# Finding integers? Point of tangency?

• Aug 22nd 2008, 12:44 PM
realintegerz
Finding integers? Point of tangency?
Intro to Calc HELP!?????? Finding integrs?

1)Find an integer, x, greater than 4 where the sum of x consecutive integers is divisible by x

2) Show that the equation above gives the correct slope for the line tangent to a circle with a radius of 13 at the point (-5,12)

So I'm thinking, the circle's center is at (0,0) because then the point of tangency will be (-5,12) exactly...But I don't know what to do

For #1, I got 5n+10....is that right or wrong? (Thinking)
• Aug 22nd 2008, 12:58 PM
galactus
Assuming the circle is centered at the origin, then its equation above the x-axis is $y=\sqrt{169-x^{2}}$

We can use this and its derivative to find the slope at (-5,12) to find the equation.

$y'=\frac{-x}{\sqrt{169-x^{2}}}$

Using y=mx+b, we have $12=\frac{5}{12}(-5)+b$

$b=\frac{169}{12}$

$y=\frac{5}{12}x+\frac{169}{12}$ is the line equation.
• Aug 22nd 2008, 01:12 PM
realintegerz
Ok now im lost, how do i do #1 then?

I got 5n+10..i dont know how the two relate now.....(Wondering)
• Aug 22nd 2008, 01:33 PM
Plato
You are correct, $X=5$.
Note the sum is $\sum\limits_{k = 0}^4 {\left( {5N + k} \right)} = 5N + \frac{{4(5)}}{2} = 5N + 10$ which is clearly divisible by 5.
• Aug 22nd 2008, 01:38 PM
Soroban
Hello, realintegerz!

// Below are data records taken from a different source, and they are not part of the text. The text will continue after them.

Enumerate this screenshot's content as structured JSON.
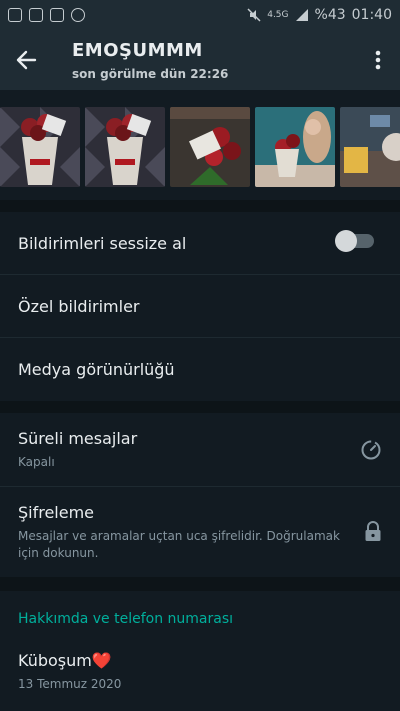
{
  "status_bar": {
    "network": "4.5G",
    "battery": "%43",
    "time": "01:40"
  },
  "header": {
    "title": "EMOŞUMMM",
    "subtitle": "son görülme dün 22:26"
  },
  "media": {
    "thumbs": [
      "thumb-1",
      "thumb-2",
      "thumb-3",
      "thumb-4",
      "thumb-5"
    ]
  },
  "notifications": {
    "mute_label": "Bildirimleri sessize al",
    "mute_on": false,
    "custom_label": "Özel bildirimler",
    "media_visibility_label": "Medya görünürlüğü"
  },
  "security": {
    "disappearing_label": "Süreli mesajlar",
    "disappearing_value": "Kapalı",
    "encryption_label": "Şifreleme",
    "encryption_desc": "Mesajlar ve aramalar uçtan uca şifrelidir. Doğrulamak için dokunun."
  },
  "about": {
    "header": "Hakkımda ve telefon numarası",
    "status_text": "Küboşum❤️",
    "date": "13 Temmuz 2020"
  },
  "colors": {
    "accent": "#00af9c",
    "background": "#0d1418",
    "panel": "#121b22",
    "bar": "#1f2c34"
  }
}
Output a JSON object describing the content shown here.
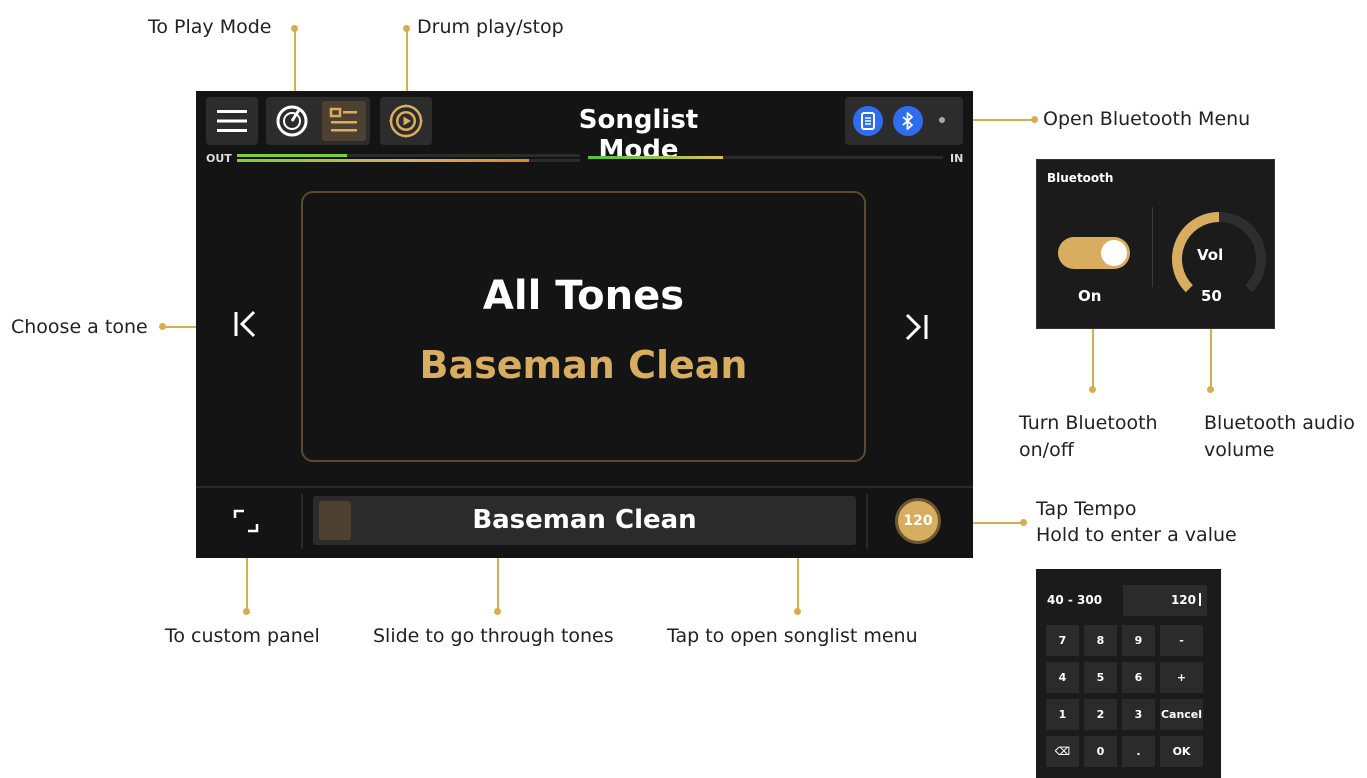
{
  "annotations": {
    "to_play_mode": "To Play Mode",
    "drum_play_stop": "Drum play/stop",
    "open_bluetooth_menu": "Open Bluetooth Menu",
    "choose_a_tone": "Choose a tone",
    "turn_bluetooth_line1": "Turn Bluetooth",
    "turn_bluetooth_line2": "on/off",
    "bt_audio_line1": "Bluetooth audio",
    "bt_audio_line2": "volume",
    "tap_tempo_line1": "Tap Tempo",
    "tap_tempo_line2": "Hold to enter a value",
    "to_custom_panel": "To custom panel",
    "slide_tones": "Slide to go through tones",
    "tap_songlist": "Tap to open songlist menu"
  },
  "screen": {
    "title": "Songlist Mode",
    "meter_out_label": "OUT",
    "meter_in_label": "IN",
    "tone_group": "All Tones",
    "tone_name": "Baseman Clean",
    "slider_label": "Baseman Clean",
    "tempo": "120"
  },
  "meters": {
    "out_green": 0.32,
    "out_orange": 0.85,
    "in_level": 0.38
  },
  "bluetooth_panel": {
    "title": "Bluetooth",
    "state": "On",
    "vol_label": "Vol",
    "vol_value": "50",
    "vol_fraction": 0.5
  },
  "keypad": {
    "range": "40 - 300",
    "display": "120",
    "rows": [
      [
        "7",
        "8",
        "9",
        "-"
      ],
      [
        "4",
        "5",
        "6",
        "+"
      ],
      [
        "1",
        "2",
        "3",
        "Cancel"
      ],
      [
        "⌫",
        "0",
        ".",
        "OK"
      ]
    ]
  },
  "colors": {
    "accent": "#d9ad4f",
    "screen_bg": "#141414",
    "bt_blue": "#2f6df0"
  }
}
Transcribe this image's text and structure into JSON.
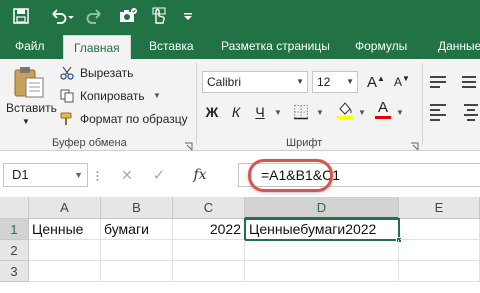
{
  "colors": {
    "brand": "#217346",
    "highlight": "#d9534f",
    "ribbon": "#f3f3f3"
  },
  "qat": {
    "icons": [
      "save-icon",
      "undo-icon",
      "redo-icon",
      "camera-icon",
      "touch-mode-icon"
    ]
  },
  "tabs": [
    {
      "label": "Файл",
      "active": false
    },
    {
      "label": "Главная",
      "active": true
    },
    {
      "label": "Вставка",
      "active": false
    },
    {
      "label": "Разметка страницы",
      "active": false
    },
    {
      "label": "Формулы",
      "active": false
    },
    {
      "label": "Данные",
      "active": false
    }
  ],
  "clipboard": {
    "paste_label": "Вставить",
    "cut_label": "Вырезать",
    "copy_label": "Копировать",
    "format_painter_label": "Формат по образцу",
    "group_label": "Буфер обмена"
  },
  "font": {
    "font_name": "Calibri",
    "font_size": "12",
    "bold": "Ж",
    "italic": "К",
    "underline": "Ч",
    "group_label": "Шрифт"
  },
  "formula_bar": {
    "name_box": "D1",
    "cancel_icon": "×",
    "enter_icon": "✓",
    "fx_label": "fx",
    "formula": "=A1&B1&C1"
  },
  "grid": {
    "columns": [
      "A",
      "B",
      "C",
      "D",
      "E"
    ],
    "rows": [
      "1",
      "2",
      "3"
    ],
    "cells": {
      "A1": "Ценные",
      "B1": "бумаги",
      "C1": "2022",
      "D1": "Ценныебумаги2022"
    },
    "active_cell": "D1"
  }
}
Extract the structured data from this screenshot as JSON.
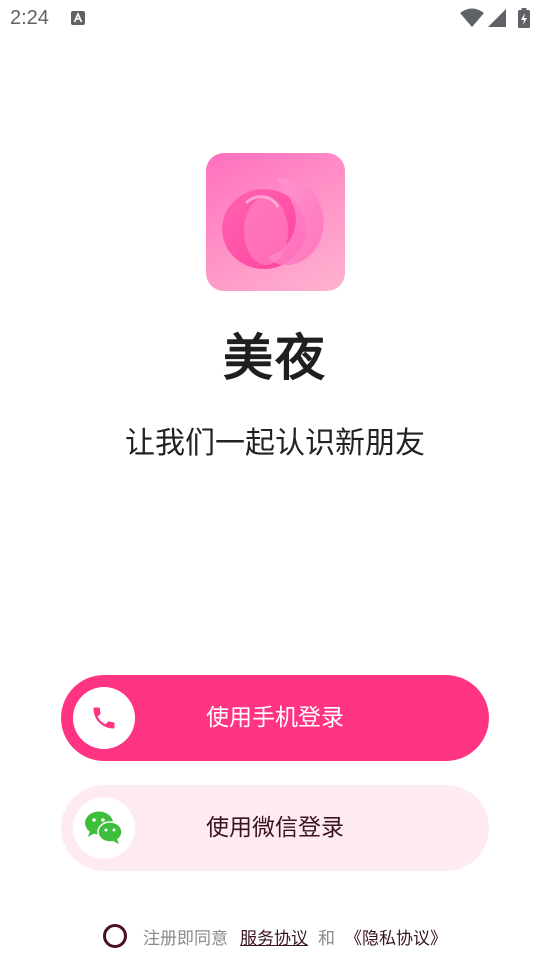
{
  "status_bar": {
    "time": "2:24"
  },
  "app": {
    "name": "美夜",
    "slogan": "让我们一起认识新朋友"
  },
  "buttons": {
    "phone_login": "使用手机登录",
    "wechat_login": "使用微信登录"
  },
  "agreement": {
    "prefix": "注册即同意",
    "service": "服务协议",
    "conjunction": "和",
    "privacy": "《隐私协议》"
  },
  "colors": {
    "primary": "#ff3482",
    "secondary_bg": "#fdeaf2",
    "wechat_green": "#3dbf3b"
  }
}
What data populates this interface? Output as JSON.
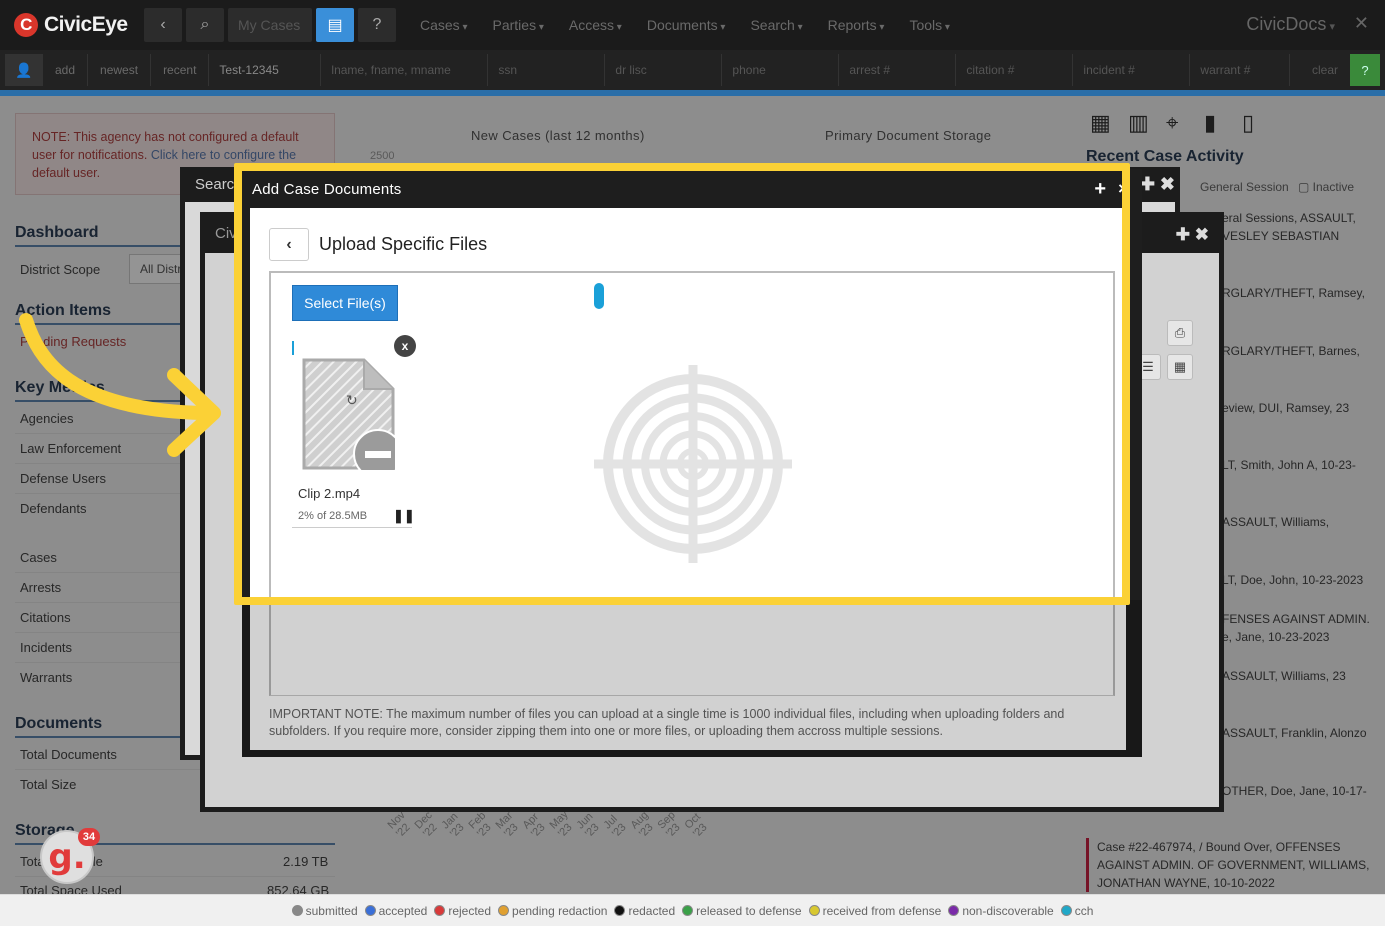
{
  "app": {
    "brand": "CivicEye",
    "brand_logo": "C",
    "right_title": "CivicDocs",
    "close": "✕"
  },
  "topbar": {
    "my_cases_placeholder": "My Cases",
    "icons": [
      "back-icon",
      "search-icon",
      "cases-icon",
      "help-icon"
    ],
    "menu": [
      "Cases",
      "Parties",
      "Access",
      "Documents",
      "Search",
      "Reports",
      "Tools"
    ]
  },
  "searchbar": {
    "links": [
      "add",
      "newest",
      "recent"
    ],
    "fields": [
      "Test-12345",
      "lname, fname, mname",
      "ssn",
      "dr lisc",
      "phone",
      "arrest #",
      "citation #",
      "incident #",
      "warrant #"
    ],
    "clear": "clear",
    "help": "?"
  },
  "notice": {
    "text1": "NOTE: This agency has not configured a default user for notifications. ",
    "link": "Click here to configure the",
    "text2": " default user."
  },
  "sidebar": {
    "dashboard": "Dashboard",
    "district_scope": "District Scope",
    "district_select": "All Distr",
    "action_items": "Action Items",
    "pending": "Pending Requests",
    "key_metrics": "Key Metrics",
    "metrics": [
      "Agencies",
      "Law Enforcement",
      "Defense Users",
      "Defendants"
    ],
    "entities": [
      "Cases",
      "Arrests",
      "Citations",
      "Incidents",
      "Warrants"
    ],
    "documents": "Documents",
    "doc_items": [
      "Total Documents",
      "Total Size"
    ],
    "storage": "Storage",
    "storage_available_label": "Total Available",
    "storage_available_value": "2.19 TB",
    "storage_used_label": "Total Space Used",
    "storage_used_value": "852.64 GB"
  },
  "charts": {
    "new_cases": "New Cases (last 12 months)",
    "storage": "Primary Document Storage",
    "y_tick": "2500",
    "months": [
      "Nov '22",
      "Dec '22",
      "Jan '23",
      "Feb '23",
      "Mar '23",
      "Apr '23",
      "May '23",
      "Jun '23",
      "Jul '23",
      "Aug '23",
      "Sep '23",
      "Oct '23"
    ]
  },
  "right_panel": {
    "title": "Recent Case Activity",
    "filter": "General Session",
    "filter2": "Inactive",
    "entries": [
      "eral Sessions, ASSAULT, VESLEY SEBASTIAN",
      "RGLARY/THEFT, Ramsey,",
      "RGLARY/THEFT, Barnes,",
      "eview, DUI, Ramsey, 23",
      "LT, Smith, John A, 10-23-",
      "ASSAULT, Williams,",
      "LT, Doe, John, 10-23-2023",
      "FENSES AGAINST ADMIN. e, Jane, 10-23-2023",
      "ASSAULT, Williams, 23",
      "ASSAULT, Franklin, Alonzo",
      "OTHER, Doe, Jane, 10-17-"
    ],
    "last_case": "Case #22-467974, / Bound Over, OFFENSES AGAINST ADMIN. OF GOVERNMENT, WILLIAMS, JONATHAN WAYNE, 10-10-2022"
  },
  "legend": [
    {
      "label": "submitted",
      "color": "#888888"
    },
    {
      "label": "accepted",
      "color": "#3a6fd8"
    },
    {
      "label": "rejected",
      "color": "#d83a3a"
    },
    {
      "label": "pending redaction",
      "color": "#e0a030"
    },
    {
      "label": "redacted",
      "color": "#111111"
    },
    {
      "label": "released to defense",
      "color": "#3aa048"
    },
    {
      "label": "received from defense",
      "color": "#d8c830"
    },
    {
      "label": "non-discoverable",
      "color": "#7a2aa8"
    },
    {
      "label": "cch",
      "color": "#20a8c8"
    }
  ],
  "background_windows": {
    "win1_title": "Searc",
    "win2_title": "Civ"
  },
  "modal": {
    "title": "Add Case Documents",
    "plus": "+",
    "close": "×",
    "subtitle": "Upload Specific Files",
    "select_button": "Select File(s)",
    "file": {
      "name": "Clip 2.mp4",
      "progress": "2% of 28.5MB",
      "progress_fraction": 0.02,
      "remove": "x",
      "pause": "❚❚"
    },
    "note": "IMPORTANT NOTE: The maximum number of files you can upload at a single time is 1000 individual files, including when uploading folders and subfolders. If you require more, consider zipping them into one or more files, or uploading them accross multiple sessions."
  },
  "badge": {
    "letter": "g.",
    "count": "34"
  },
  "colors": {
    "highlight": "#fbd136",
    "accent": "#2f8ad8",
    "topbar": "#1b1b1b"
  }
}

Could you state the original problem?
I'm sure that this isn't what "they" said.

Quote:

1) Find an integer $n > 4$ where the sum of $n$ consecutive integers
is divisible by $n$.

Let $a$ be the first (smallest) integer.

$\text{Then: }\;S \;=\; \underbrace{a + (a + 1) + (a + 2) + (a + 3) + \hdots + (a + [n-1])}_{n\text{ terms}}$

. . . . $S \;=\;\underbrace{(a + a + a + \hdots + a)}_{n\text{ terms}} + (1 + 2 + 3 + \hdots + [n-1])$

. . . . $S\;=\;na + \frac{n(n-1)}{2} \;=\;n\left(a + \frac{n-1}{2}\right)$

$S$ is divisible by $n$ if $\left(a + \frac{n-1}{2}\right)$ is an integer.
. . This happens when $n$ is odd.

Therefore, $n$ is any odd integer greater than 4.

Quote:

2) Show that the equation above gives the correct slope for the line tangent
to a circle with a radius of 13 at the point (-5,12)

I don't see what this question has to do with #1.
. . There is no "equation above."

I will assume that the circle is centered at the origin.

The slope of the radius from (0, 0) to (-5, 12) is: . $\frac{12-0}{-5-0} \:=\:-\frac{12}{5}$

The tangent at the point is perpendicular to that radius.

Therefore, the slope of the tangent is: . $\frac{5}{12}$

• Aug 22nd 2008, 01:52 PM
realintegerz
Well actually it's a series of 4 problems

1) Write an expression in terms of an integer, a, for the sum of any 3 consecutive integers and show that this sum is divisible by 3

a+(a+1)+(a+2)
=3a+3

3(a+1)

3(a+1)/3= (a+1) x 3/3 = (a+1) x 1 = a+1

2) Wrote an expression in terms of an integer, a, for the sum of any 4 consecutive integers and show that this sum isn't divisible by 4

a+(a+1)+(a+2)+(a+3)
=4a+6

2(2a+3)

2(2a+3)/4 = (2a+3) x 2/4 = (2a+3) x 1/2 = (2a+3)/2

3) Find an integer, n, greater than 4 where the sum of n consecutive integers is divisible by n

4) Show that the equation above gives the correct slope for the line tangent to a circle with radius of 13 at the point (-5,12)

Yeah im lost on how 4 relates to 3....should i just ignore it?